FIG. 3 shows the digital room light controller with the emitters and photodetectors located in the same housing and a set of reflectors positioned directly opposited the emitter-photodetectors units.
This invention relates to the automatic control of artificial light in a room to prevent the inefficient use of electric power in little used areas of one's home or business. The most commonly used means for disrupting the electric power to an electric light consist of passive mechanical contactors (switches) requiring human intervention. Active devices used to disable electric lights are also available (some of which utilize optical emitters--sensors to control the artificial illumination in a room), however none of these units have the necessary entry/exit logic of the device of this invention. Less sophisticated controllers that turn room lights off unless overridden by periodic human intervention also exist. Most of these devices, like mechanical switches, have as their primary purpose the reduction of electric power consumption during periods when either artificial illumination is not required or the area in question is not in use.

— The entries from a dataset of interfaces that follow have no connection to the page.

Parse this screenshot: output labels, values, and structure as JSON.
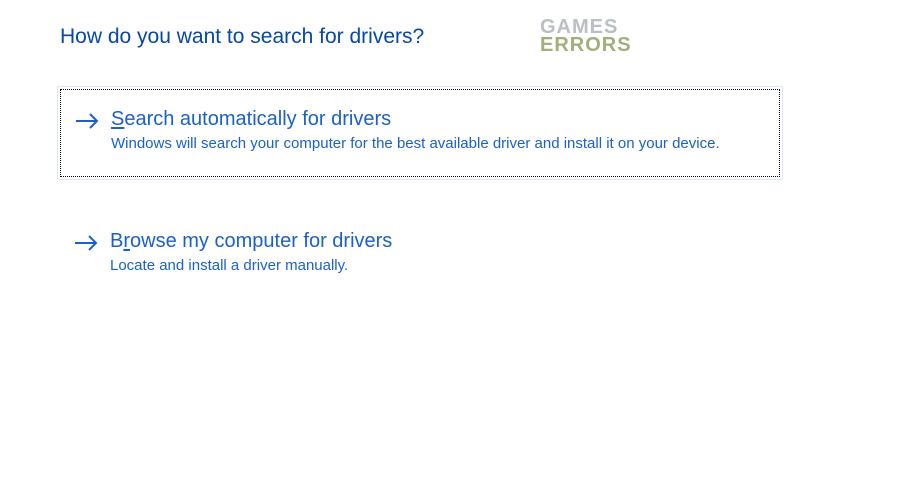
{
  "heading": "How do you want to search for drivers?",
  "watermark": {
    "line1": "GAMES",
    "line2": "ERRORS"
  },
  "options": [
    {
      "title_pre": "",
      "title_mnemonic": "S",
      "title_post": "earch automatically for drivers",
      "description": "Windows will search your computer for the best available driver and install it on your device.",
      "selected": true
    },
    {
      "title_pre": "B",
      "title_mnemonic": "r",
      "title_post": "owse my computer for drivers",
      "description": "Locate and install a driver manually.",
      "selected": false
    }
  ]
}
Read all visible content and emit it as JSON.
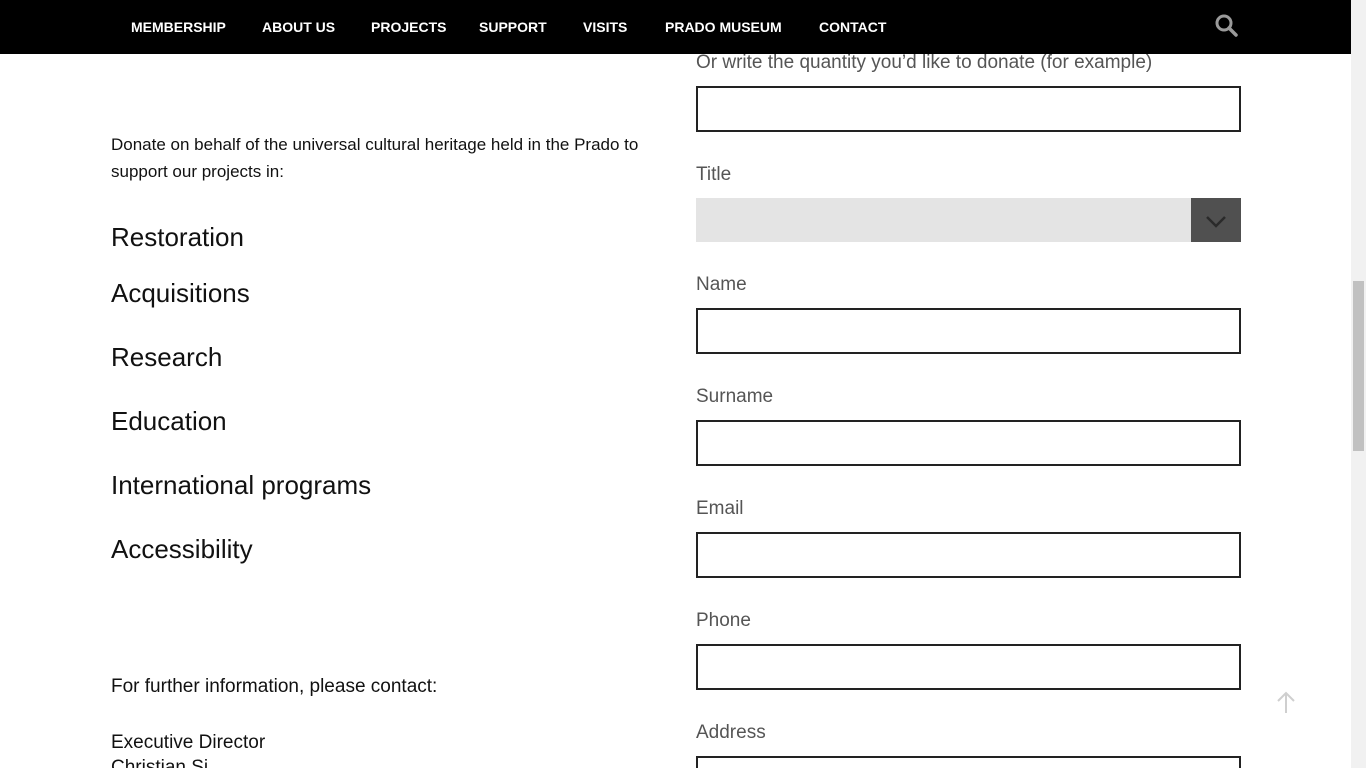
{
  "nav": {
    "items": [
      "MEMBERSHIP",
      "ABOUT US",
      "PROJECTS",
      "SUPPORT",
      "VISITS",
      "PRADO MUSEUM",
      "CONTACT"
    ],
    "search_icon": "search-icon"
  },
  "left": {
    "intro": "Donate on behalf of the universal cultural heritage held in the Prado to support our projects in:",
    "projects": [
      "Restoration",
      "Acquisitions",
      "Research",
      "Education",
      "International programs",
      "Accessibility"
    ],
    "contact_intro": "For further information, please contact:",
    "contact_role": "Executive Director",
    "contact_name": "Christian Si..."
  },
  "form": {
    "quantity_label": "Or write the quantity you’d like to donate (for example)",
    "quantity_value": "",
    "title_label": "Title",
    "title_selected": "",
    "name_label": "Name",
    "name_value": "",
    "surname_label": "Surname",
    "surname_value": "",
    "email_label": "Email",
    "email_value": "",
    "phone_label": "Phone",
    "phone_value": "",
    "address_label": "Address",
    "address_value": ""
  },
  "icons": {
    "select_arrow": "chevron-down-icon",
    "back_to_top": "arrow-up-icon"
  },
  "colors": {
    "nav_bg": "#000000",
    "nav_text": "#ffffff",
    "select_bg": "#e4e4e4",
    "select_arrow_bg": "#505050"
  }
}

It would be useful to have a device that would turn on a room electric light when it is entered and maintain the light in the on-state as long as the room is occupied unless manually overridden. A device whose energy consumption per unit time would be very small when compared to that consumed by commonly used light bulbs per unit time. It would be particularly useful to have a device to turn lights off in unoccupied restrooms and other public rooms in business establishment (e.g. copy rooms without relying on human intervention).
It is an object of the present invention to provide a device to maintain the artificial illumination of a room in the off-state when it is unoccupied and to maintain the artificial illumination in the room in an on-state during periods of human residency.
It is further object of the present invention to provide an automatic room light controller for attachment to doorways. Other objects will become apparent in the course of a detailed description of the invention.
An automatic room light on/off-state controller comprises triggering devices, TTL logic, an up/down sychronous counter, a decoder and a TTL logic compatible solid state relay. The triggering devices consist of infared emitters and three photodetectors which are positioned on opposite sides of a passage way and the associated electronic components. The photodetectors are separately coupled via voltage dividers to three independent NAND gates. The outputs of the NAND gates are normally high when the infared light is incident on the base of the photodetectors. The photodetectors used in the device of this invention are phototransistors and will henceforth be referred to by the acronym PT. When the infared light falling on either of the PT's is interrupted the output of the NAND gate coupled to that PT goes low. The output of triggering circuit is fed into an ordinary TTL logic circuit which is designed to trigger, after other logic conditions are satisfied, the count up or count down logic in an ordinary synchronous up/down counter (U/D counter). The TTL logic is designed to cause an increment of +1 to the accumulated count of the counter only if a complete entry into the room is made. Likewise the TTL logic is designed to increment the accumulated count in the counter by -1 when a complete exit is made. The output of the U/D counter is decoded and used to drive a TTL logic compatible solid state relay which controls the flow of current to an electric light. The decoder output is low if the accumulated count is non-zero or high if the accumulated count is zero.
The electric light controller is designed to prevent false counts-up or down--by using three independent photo sensitive transistors that must be triggered in a predetermined manner in order to cause a positive or negative count increment in the counter.